- **RECORDS SUPPLIED**
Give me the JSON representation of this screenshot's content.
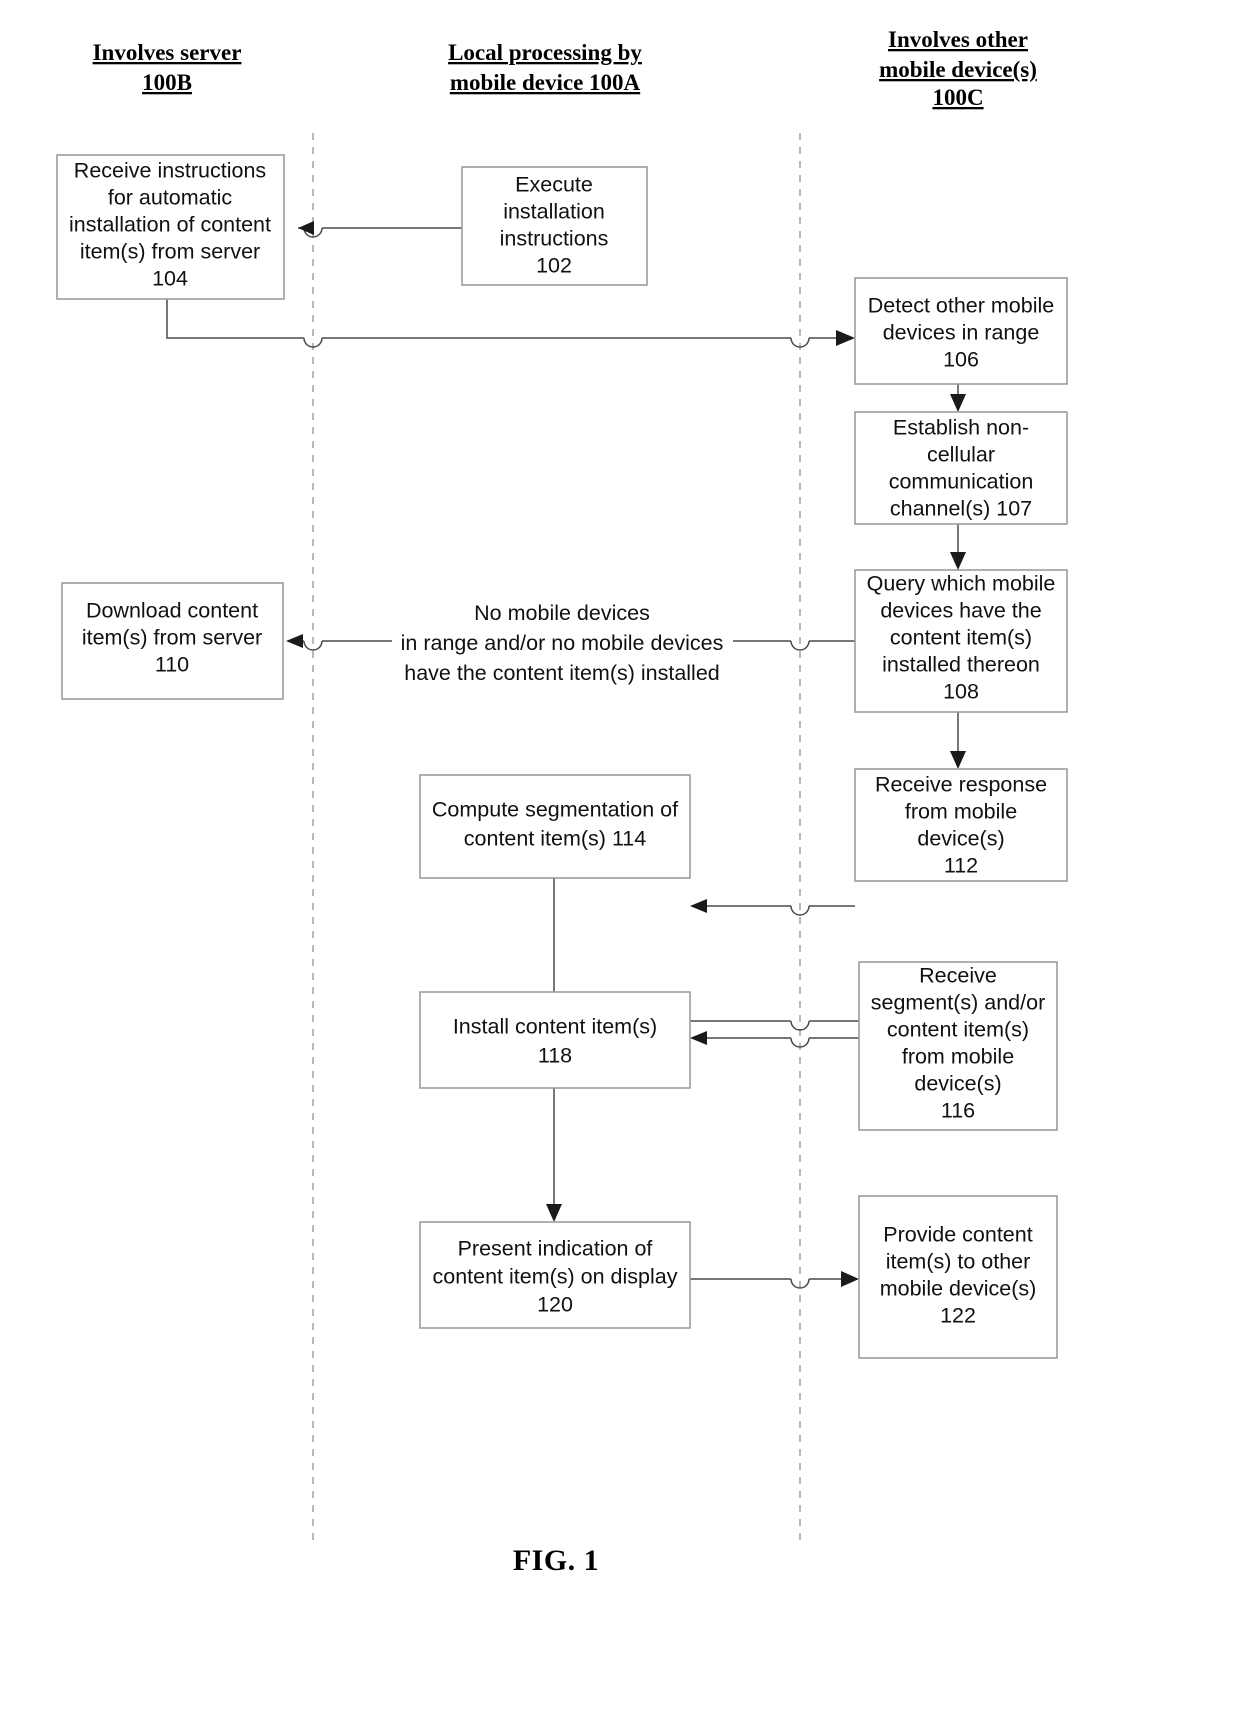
{
  "figure": {
    "caption": "FIG. 1"
  },
  "lanes": [
    {
      "id": "server",
      "line1": "Involves server",
      "line2": "100B",
      "line3": ""
    },
    {
      "id": "mobile-local",
      "line1": "Local processing by",
      "line2": "mobile device 100A",
      "line3": ""
    },
    {
      "id": "other-mobile",
      "line1": "Involves other",
      "line2": "mobile device(s)",
      "line3": "100C"
    }
  ],
  "nodes": [
    {
      "id": "node-104",
      "lane": "server",
      "ref": "104",
      "lines": [
        "Receive instructions",
        "for automatic",
        "installation of content",
        "item(s) from server",
        "104"
      ]
    },
    {
      "id": "node-102",
      "lane": "mobile-local",
      "ref": "102",
      "lines": [
        "Execute",
        "installation",
        "instructions",
        "102"
      ]
    },
    {
      "id": "node-106",
      "lane": "other-mobile",
      "ref": "106",
      "lines": [
        "Detect other mobile",
        "devices in range",
        "106"
      ]
    },
    {
      "id": "node-107",
      "lane": "other-mobile",
      "ref": "107",
      "lines": [
        "Establish non-",
        "cellular",
        "communication",
        "channel(s) 107"
      ]
    },
    {
      "id": "node-110",
      "lane": "server",
      "ref": "110",
      "lines": [
        "Download content",
        "item(s) from server",
        "110"
      ]
    },
    {
      "id": "node-108",
      "lane": "other-mobile",
      "ref": "108",
      "lines": [
        "Query which mobile",
        "devices have the",
        "content item(s)",
        "installed thereon",
        "108"
      ]
    },
    {
      "id": "node-114",
      "lane": "mobile-local",
      "ref": "114",
      "lines": [
        "Compute segmentation of",
        "content item(s) 114"
      ]
    },
    {
      "id": "node-112",
      "lane": "other-mobile",
      "ref": "112",
      "lines": [
        "Receive response",
        "from mobile",
        "device(s)",
        "112"
      ]
    },
    {
      "id": "node-118",
      "lane": "mobile-local",
      "ref": "118",
      "lines": [
        "Install content item(s)",
        "118"
      ]
    },
    {
      "id": "node-116",
      "lane": "other-mobile",
      "ref": "116",
      "lines": [
        "Receive",
        "segment(s) and/or",
        "content item(s)",
        "from mobile",
        "device(s)",
        "116"
      ]
    },
    {
      "id": "node-120",
      "lane": "mobile-local",
      "ref": "120",
      "lines": [
        "Present indication of",
        "content item(s) on display",
        "120"
      ]
    },
    {
      "id": "node-122",
      "lane": "other-mobile",
      "ref": "122",
      "lines": [
        "Provide content",
        "item(s) to other",
        "mobile device(s)",
        "122"
      ]
    }
  ],
  "edge_labels": [
    {
      "id": "no-devices-label",
      "lines": [
        "No mobile devices",
        "in range and/or no mobile devices",
        "have the content item(s) installed"
      ]
    }
  ]
}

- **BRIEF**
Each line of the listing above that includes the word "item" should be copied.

- **RESULT**
        "item(s) from server",
        "item(s) from server",
        "content item(s)",
        "content item(s) 114"
        "Install content item(s)",
        "content item(s)",
        "content item(s) on display",
        "item(s) to other",
        "have the content item(s) installed"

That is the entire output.